#### Task instructions
Your reply should be a faithful copy of the records below, free of pictures.

Input data below:

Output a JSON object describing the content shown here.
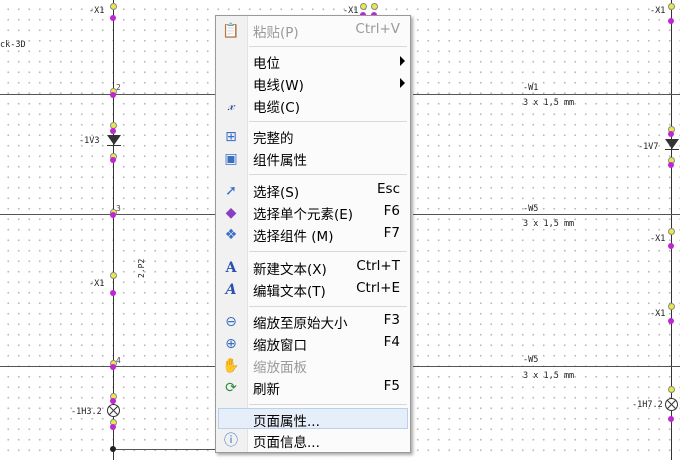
{
  "schematic": {
    "labels": {
      "x1_top_left": "-X1",
      "x1_top_mid": "-X1",
      "x1_top_right": "-X1",
      "x1_mid_left": "-X1",
      "x1_right_1": "-X1",
      "x1_right_2": "-X1",
      "ck3d": "ck-3D",
      "v13": "-1V3",
      "v17": "-1V7",
      "h32": "-1H3.2",
      "h72": "-1H7.2",
      "p2": "2.P2"
    },
    "node_numbers": {
      "n2": "2",
      "n3": "3",
      "n4": "4"
    },
    "wires": [
      {
        "name": "-W1",
        "spec": "3 x 1,5 mm"
      },
      {
        "name": "-W5",
        "spec": "3 x 1,5 mm"
      },
      {
        "name": "-W5",
        "spec": "3 x 1,5 mm"
      }
    ]
  },
  "context_menu": {
    "items": [
      {
        "label": "粘贴(P)",
        "shortcut": "Ctrl+V",
        "icon": "paste-icon",
        "disabled": true
      },
      {
        "label": "电位",
        "submenu": true
      },
      {
        "label": "电线(W)",
        "submenu": true
      },
      {
        "label": "电缆(C)",
        "icon": "cable-icon"
      },
      {
        "label": "完整的",
        "icon": "complete-icon"
      },
      {
        "label": "组件属性",
        "icon": "component-properties-icon"
      },
      {
        "label": "选择(S)",
        "shortcut": "Esc",
        "icon": "select-arrow-icon"
      },
      {
        "label": "选择单个元素(E)",
        "shortcut": "F6",
        "icon": "select-element-icon"
      },
      {
        "label": "选择组件 (M)",
        "shortcut": "F7",
        "icon": "select-component-icon"
      },
      {
        "label": "新建文本(X)",
        "shortcut": "Ctrl+T",
        "icon": "new-text-icon"
      },
      {
        "label": "编辑文本(T)",
        "shortcut": "Ctrl+E",
        "icon": "edit-text-icon"
      },
      {
        "label": "缩放至原始大小",
        "shortcut": "F3",
        "icon": "zoom-original-icon"
      },
      {
        "label": "缩放窗口",
        "shortcut": "F4",
        "icon": "zoom-window-icon"
      },
      {
        "label": "缩放面板",
        "icon": "pan-hand-icon",
        "disabled": true
      },
      {
        "label": "刷新",
        "shortcut": "F5",
        "icon": "refresh-icon"
      },
      {
        "label": "页面属性...",
        "highlighted": true
      },
      {
        "label": "页面信息...",
        "icon": "page-info-icon"
      }
    ]
  }
}
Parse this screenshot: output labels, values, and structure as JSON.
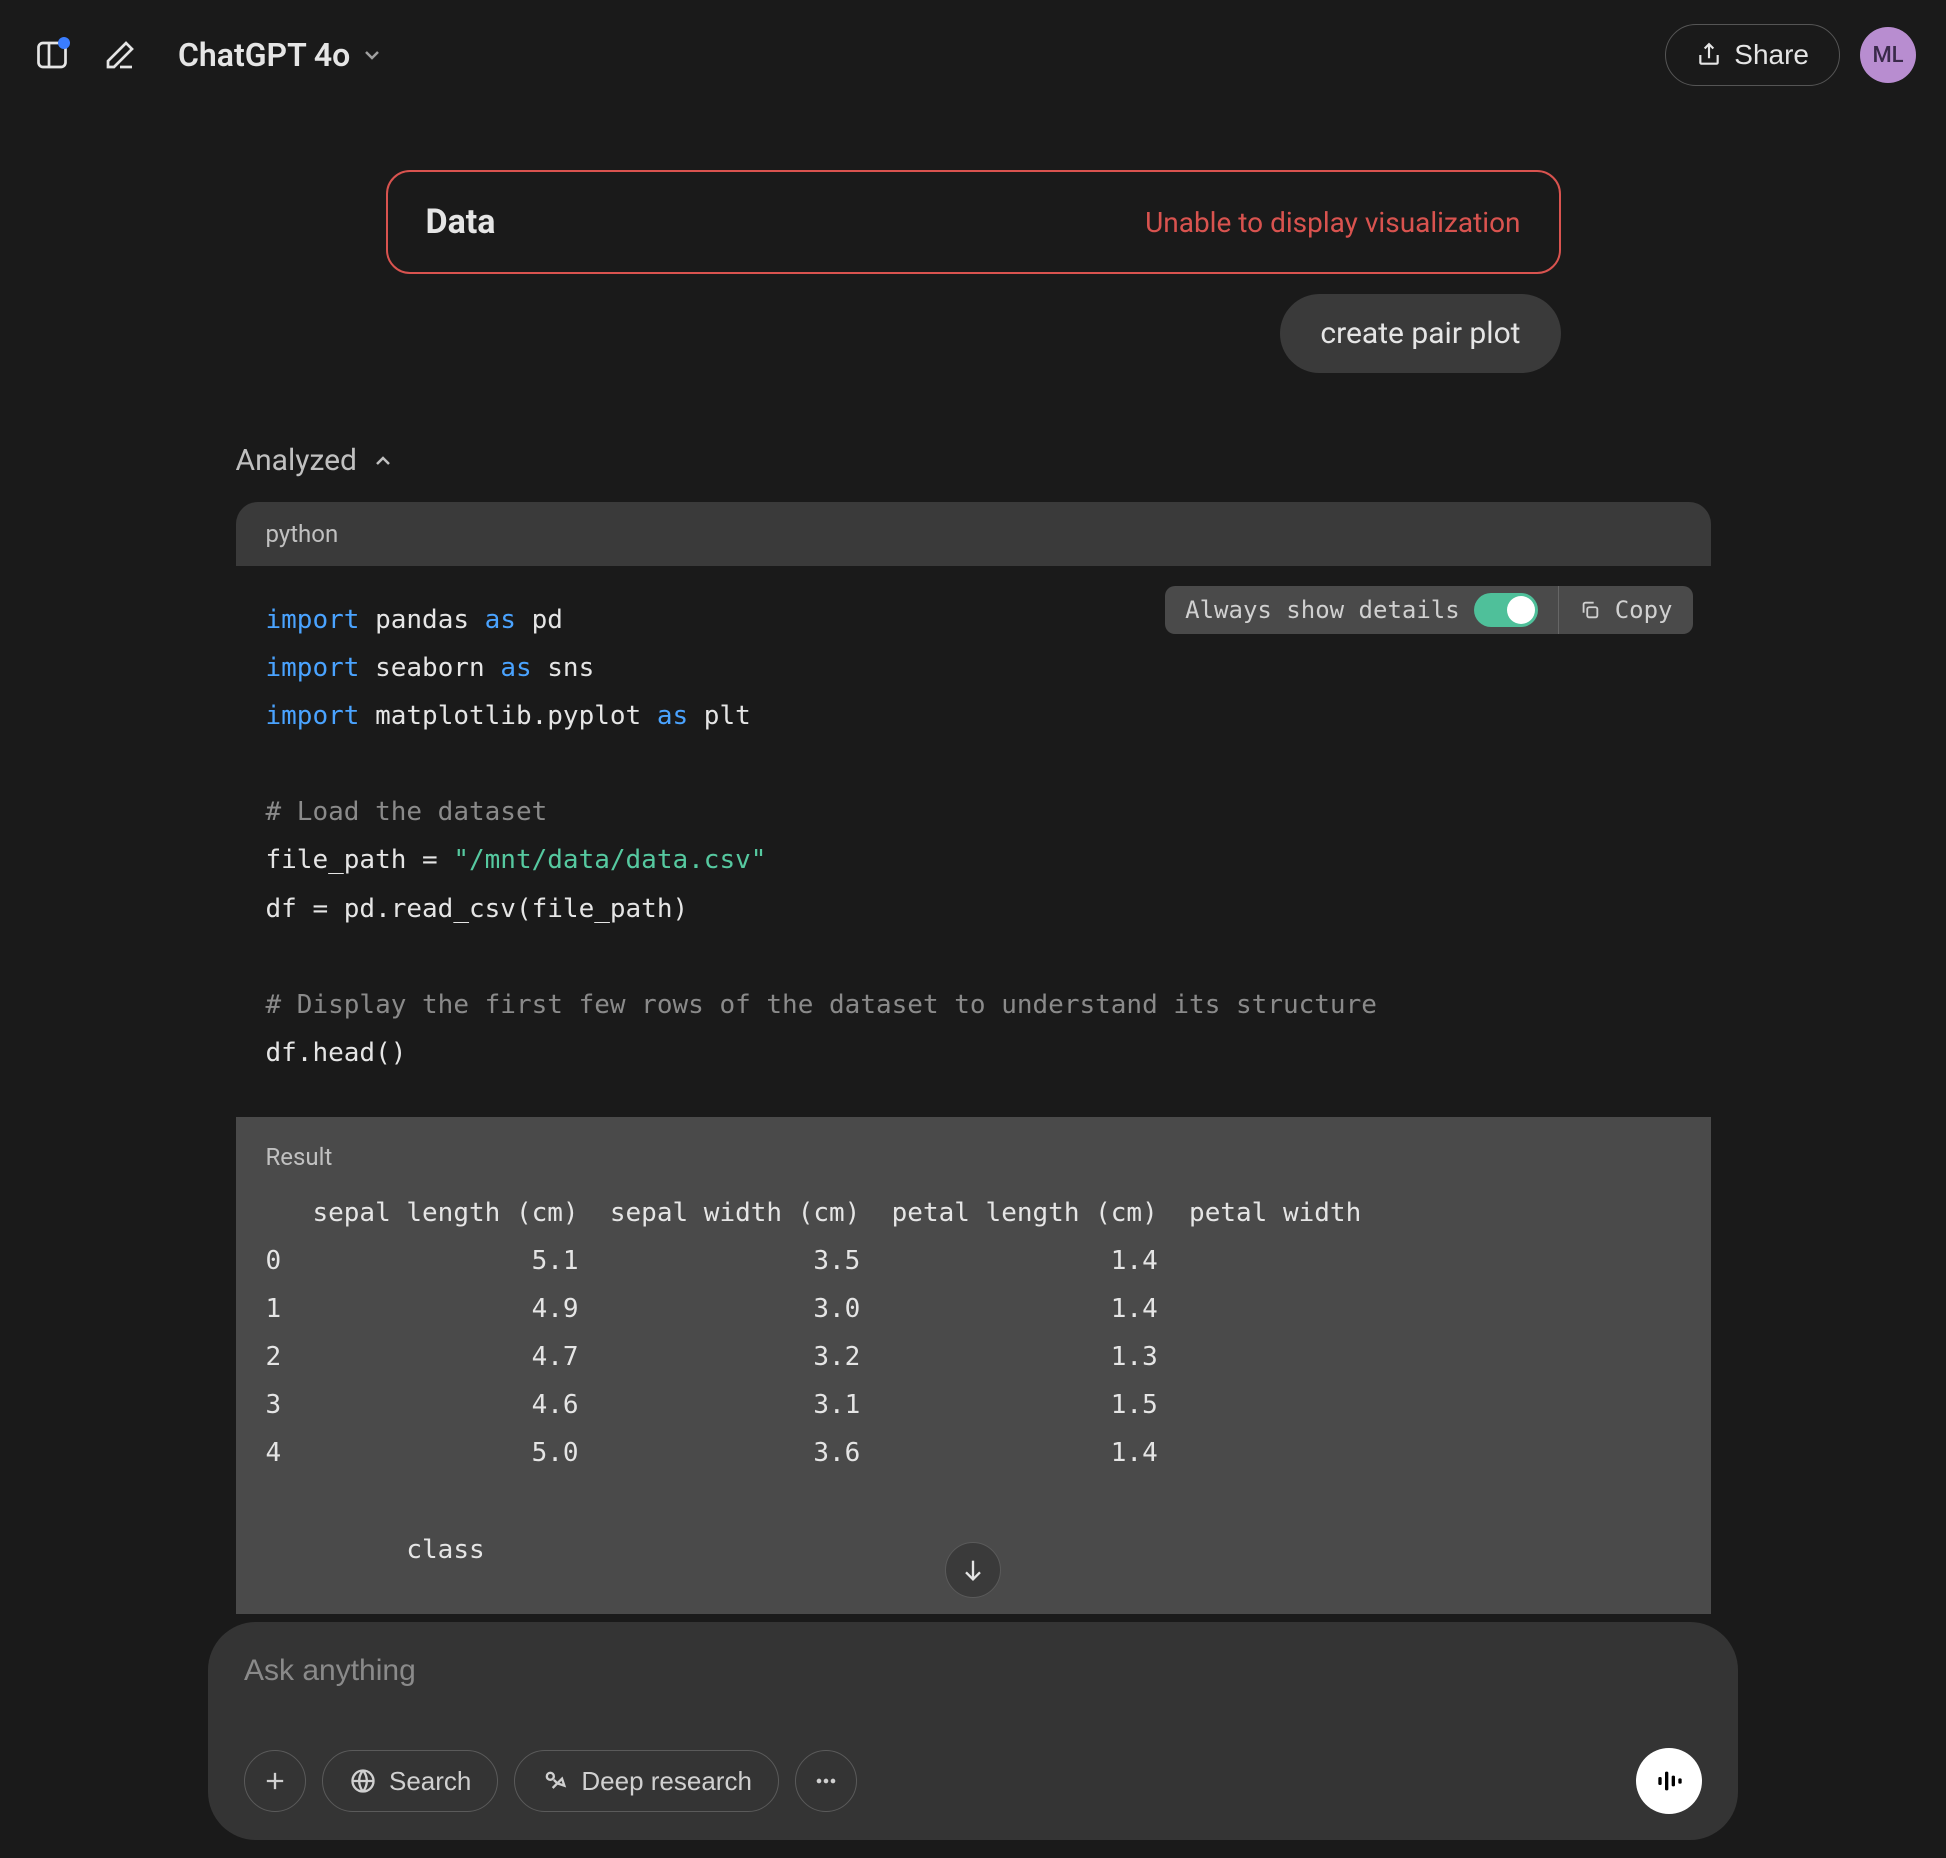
{
  "header": {
    "model": "ChatGPT 4o",
    "share_label": "Share",
    "avatar_initials": "ML"
  },
  "data_card": {
    "title": "Data",
    "error": "Unable to display visualization"
  },
  "user_message": "create pair plot",
  "analyzed": {
    "label": "Analyzed"
  },
  "code": {
    "language": "python",
    "toolbar": {
      "always_show_label": "Always show details",
      "copy_label": "Copy"
    },
    "lines": {
      "l1_kw": "import",
      "l1_mod": " pandas ",
      "l1_as": "as",
      "l1_al": " pd",
      "l2_kw": "import",
      "l2_mod": " seaborn ",
      "l2_as": "as",
      "l2_al": " sns",
      "l3_kw": "import",
      "l3_mod": " matplotlib.pyplot ",
      "l3_as": "as",
      "l3_al": " plt",
      "c1": "# Load the dataset",
      "l4a": "file_path = ",
      "l4b": "\"/mnt/data/data.csv\"",
      "l5": "df = pd.read_csv(file_path)",
      "c2": "# Display the first few rows of the dataset to understand its structure",
      "l6": "df.head()"
    }
  },
  "result": {
    "label": "Result",
    "text": "   sepal length (cm)  sepal width (cm)  petal length (cm)  petal width\n0                5.1               3.5                1.4\n1                4.9               3.0                1.4\n2                4.7               3.2                1.3\n3                4.6               3.1                1.5\n4                5.0               3.6                1.4\n\n         class"
  },
  "composer": {
    "placeholder": "Ask anything",
    "search_label": "Search",
    "deep_research_label": "Deep research"
  }
}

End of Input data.

#### Exercise answer
Output a JSON object describing the content shown here.
{
  "schematic": {
    "labels": {
      "x1_top_left": "-X1",
      "x1_top_mid": "-X1",
      "x1_top_right": "-X1",
      "x1_mid_left": "-X1",
      "x1_right_1": "-X1",
      "x1_right_2": "-X1",
      "ck3d": "ck-3D",
      "v13": "-1V3",
      "v17": "-1V7",
      "h32": "-1H3.2",
      "h72": "-1H7.2",
      "p2": "2.P2"
    },
    "node_numbers": {
      "n2": "2",
      "n3": "3",
      "n4": "4"
    },
    "wires": [
      {
        "name": "-W1",
        "spec": "3 x 1,5 mm"
      },
      {
        "name": "-W5",
        "spec": "3 x 1,5 mm"
      },
      {
        "name": "-W5",
        "spec": "3 x 1,5 mm"
      }
    ]
  },
  "context_menu": {
    "items": [
      {
        "label": "粘贴(P)",
        "shortcut": "Ctrl+V",
        "icon": "paste-icon",
        "disabled": true
      },
      {
        "label": "电位",
        "submenu": true
      },
      {
        "label": "电线(W)",
        "submenu": true
      },
      {
        "label": "电缆(C)",
        "icon": "cable-icon"
      },
      {
        "label": "完整的",
        "icon": "complete-icon"
      },
      {
        "label": "组件属性",
        "icon": "component-properties-icon"
      },
      {
        "label": "选择(S)",
        "shortcut": "Esc",
        "icon": "select-arrow-icon"
      },
      {
        "label": "选择单个元素(E)",
        "shortcut": "F6",
        "icon": "select-element-icon"
      },
      {
        "label": "选择组件 (M)",
        "shortcut": "F7",
        "icon": "select-component-icon"
      },
      {
        "label": "新建文本(X)",
        "shortcut": "Ctrl+T",
        "icon": "new-text-icon"
      },
      {
        "label": "编辑文本(T)",
        "shortcut": "Ctrl+E",
        "icon": "edit-text-icon"
      },
      {
        "label": "缩放至原始大小",
        "shortcut": "F3",
        "icon": "zoom-original-icon"
      },
      {
        "label": "缩放窗口",
        "shortcut": "F4",
        "icon": "zoom-window-icon"
      },
      {
        "label": "缩放面板",
        "icon": "pan-hand-icon",
        "disabled": true
      },
      {
        "label": "刷新",
        "shortcut": "F5",
        "icon": "refresh-icon"
      },
      {
        "label": "页面属性...",
        "highlighted": true
      },
      {
        "label": "页面信息...",
        "icon": "page-info-icon"
      }
    ]
  }
}
Parse this screenshot: output labels, values, and structure as JSON.
{
  "header": {
    "model": "ChatGPT 4o",
    "share_label": "Share",
    "avatar_initials": "ML"
  },
  "data_card": {
    "title": "Data",
    "error": "Unable to display visualization"
  },
  "user_message": "create pair plot",
  "analyzed": {
    "label": "Analyzed"
  },
  "code": {
    "language": "python",
    "toolbar": {
      "always_show_label": "Always show details",
      "copy_label": "Copy"
    },
    "lines": {
      "l1_kw": "import",
      "l1_mod": " pandas ",
      "l1_as": "as",
      "l1_al": " pd",
      "l2_kw": "import",
      "l2_mod": " seaborn ",
      "l2_as": "as",
      "l2_al": " sns",
      "l3_kw": "import",
      "l3_mod": " matplotlib.pyplot ",
      "l3_as": "as",
      "l3_al": " plt",
      "c1": "# Load the dataset",
      "l4a": "file_path = ",
      "l4b": "\"/mnt/data/data.csv\"",
      "l5": "df = pd.read_csv(file_path)",
      "c2": "# Display the first few rows of the dataset to understand its structure",
      "l6": "df.head()"
    }
  },
  "result": {
    "label": "Result",
    "text": "   sepal length (cm)  sepal width (cm)  petal length (cm)  petal width\n0                5.1               3.5                1.4\n1                4.9               3.0                1.4\n2                4.7               3.2                1.3\n3                4.6               3.1                1.5\n4                5.0               3.6                1.4\n\n         class"
  },
  "composer": {
    "placeholder": "Ask anything",
    "search_label": "Search",
    "deep_research_label": "Deep research"
  }
}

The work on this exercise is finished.